_TASK GOAL_
Give back the full data character for character.

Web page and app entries
────

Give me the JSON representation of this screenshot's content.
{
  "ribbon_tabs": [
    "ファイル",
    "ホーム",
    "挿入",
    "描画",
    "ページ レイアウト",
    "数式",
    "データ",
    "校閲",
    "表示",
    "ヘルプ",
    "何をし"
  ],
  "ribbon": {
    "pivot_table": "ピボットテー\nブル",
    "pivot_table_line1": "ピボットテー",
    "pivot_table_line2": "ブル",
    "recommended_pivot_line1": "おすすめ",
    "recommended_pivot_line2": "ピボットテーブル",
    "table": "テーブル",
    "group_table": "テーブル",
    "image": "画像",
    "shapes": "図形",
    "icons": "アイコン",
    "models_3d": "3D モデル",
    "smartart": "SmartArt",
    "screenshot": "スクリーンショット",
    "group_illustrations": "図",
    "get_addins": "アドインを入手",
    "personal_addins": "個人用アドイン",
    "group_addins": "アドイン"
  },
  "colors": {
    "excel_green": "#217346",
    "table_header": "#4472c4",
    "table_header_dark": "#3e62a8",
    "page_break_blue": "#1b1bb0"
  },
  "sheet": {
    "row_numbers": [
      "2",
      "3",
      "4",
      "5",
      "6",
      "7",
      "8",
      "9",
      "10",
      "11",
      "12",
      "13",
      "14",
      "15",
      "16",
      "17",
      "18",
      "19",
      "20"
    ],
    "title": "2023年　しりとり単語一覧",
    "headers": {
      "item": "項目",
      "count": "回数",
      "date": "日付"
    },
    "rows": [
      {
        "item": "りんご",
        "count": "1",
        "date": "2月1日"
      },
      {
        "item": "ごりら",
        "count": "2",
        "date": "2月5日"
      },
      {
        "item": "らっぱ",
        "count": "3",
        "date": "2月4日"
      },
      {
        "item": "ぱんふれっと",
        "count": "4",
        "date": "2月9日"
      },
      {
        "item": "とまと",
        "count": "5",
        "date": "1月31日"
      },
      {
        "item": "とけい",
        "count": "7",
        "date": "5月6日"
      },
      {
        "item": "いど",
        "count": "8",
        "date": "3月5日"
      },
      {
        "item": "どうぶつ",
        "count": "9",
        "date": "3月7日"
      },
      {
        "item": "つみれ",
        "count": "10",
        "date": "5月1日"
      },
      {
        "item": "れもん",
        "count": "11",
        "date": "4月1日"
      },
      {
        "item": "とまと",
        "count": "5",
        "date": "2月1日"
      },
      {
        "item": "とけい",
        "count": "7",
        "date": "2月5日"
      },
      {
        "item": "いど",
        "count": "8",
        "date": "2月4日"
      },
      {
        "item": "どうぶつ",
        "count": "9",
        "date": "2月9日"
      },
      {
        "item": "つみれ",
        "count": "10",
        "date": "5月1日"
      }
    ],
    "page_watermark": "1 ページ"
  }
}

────

_TASK ANSWER_
Give me the JSON representation of this screenshot's content.
{
  "ribbon_tabs": [
    "ファイル",
    "ホーム",
    "挿入",
    "描画",
    "ページ レイアウト",
    "数式",
    "データ",
    "校閲",
    "表示",
    "ヘルプ",
    "何をし"
  ],
  "ribbon": {
    "pivot_table": "ピボットテー\nブル",
    "pivot_table_line1": "ピボットテー",
    "pivot_table_line2": "ブル",
    "recommended_pivot_line1": "おすすめ",
    "recommended_pivot_line2": "ピボットテーブル",
    "table": "テーブル",
    "group_table": "テーブル",
    "image": "画像",
    "shapes": "図形",
    "icons": "アイコン",
    "models_3d": "3D モデル",
    "smartart": "SmartArt",
    "screenshot": "スクリーンショット",
    "group_illustrations": "図",
    "get_addins": "アドインを入手",
    "personal_addins": "個人用アドイン",
    "group_addins": "アドイン"
  },
  "colors": {
    "excel_green": "#217346",
    "table_header": "#4472c4",
    "table_header_dark": "#3e62a8",
    "page_break_blue": "#1b1bb0"
  },
  "sheet": {
    "row_numbers": [
      "2",
      "3",
      "4",
      "5",
      "6",
      "7",
      "8",
      "9",
      "10",
      "11",
      "12",
      "13",
      "14",
      "15",
      "16",
      "17",
      "18",
      "19",
      "20"
    ],
    "title": "2023年　しりとり単語一覧",
    "headers": {
      "item": "項目",
      "count": "回数",
      "date": "日付"
    },
    "rows": [
      {
        "item": "りんご",
        "count": "1",
        "date": "2月1日"
      },
      {
        "item": "ごりら",
        "count": "2",
        "date": "2月5日"
      },
      {
        "item": "らっぱ",
        "count": "3",
        "date": "2月4日"
      },
      {
        "item": "ぱんふれっと",
        "count": "4",
        "date": "2月9日"
      },
      {
        "item": "とまと",
        "count": "5",
        "date": "1月31日"
      },
      {
        "item": "とけい",
        "count": "7",
        "date": "5月6日"
      },
      {
        "item": "いど",
        "count": "8",
        "date": "3月5日"
      },
      {
        "item": "どうぶつ",
        "count": "9",
        "date": "3月7日"
      },
      {
        "item": "つみれ",
        "count": "10",
        "date": "5月1日"
      },
      {
        "item": "れもん",
        "count": "11",
        "date": "4月1日"
      },
      {
        "item": "とまと",
        "count": "5",
        "date": "2月1日"
      },
      {
        "item": "とけい",
        "count": "7",
        "date": "2月5日"
      },
      {
        "item": "いど",
        "count": "8",
        "date": "2月4日"
      },
      {
        "item": "どうぶつ",
        "count": "9",
        "date": "2月9日"
      },
      {
        "item": "つみれ",
        "count": "10",
        "date": "5月1日"
      }
    ],
    "page_watermark": "1 ページ"
  }
}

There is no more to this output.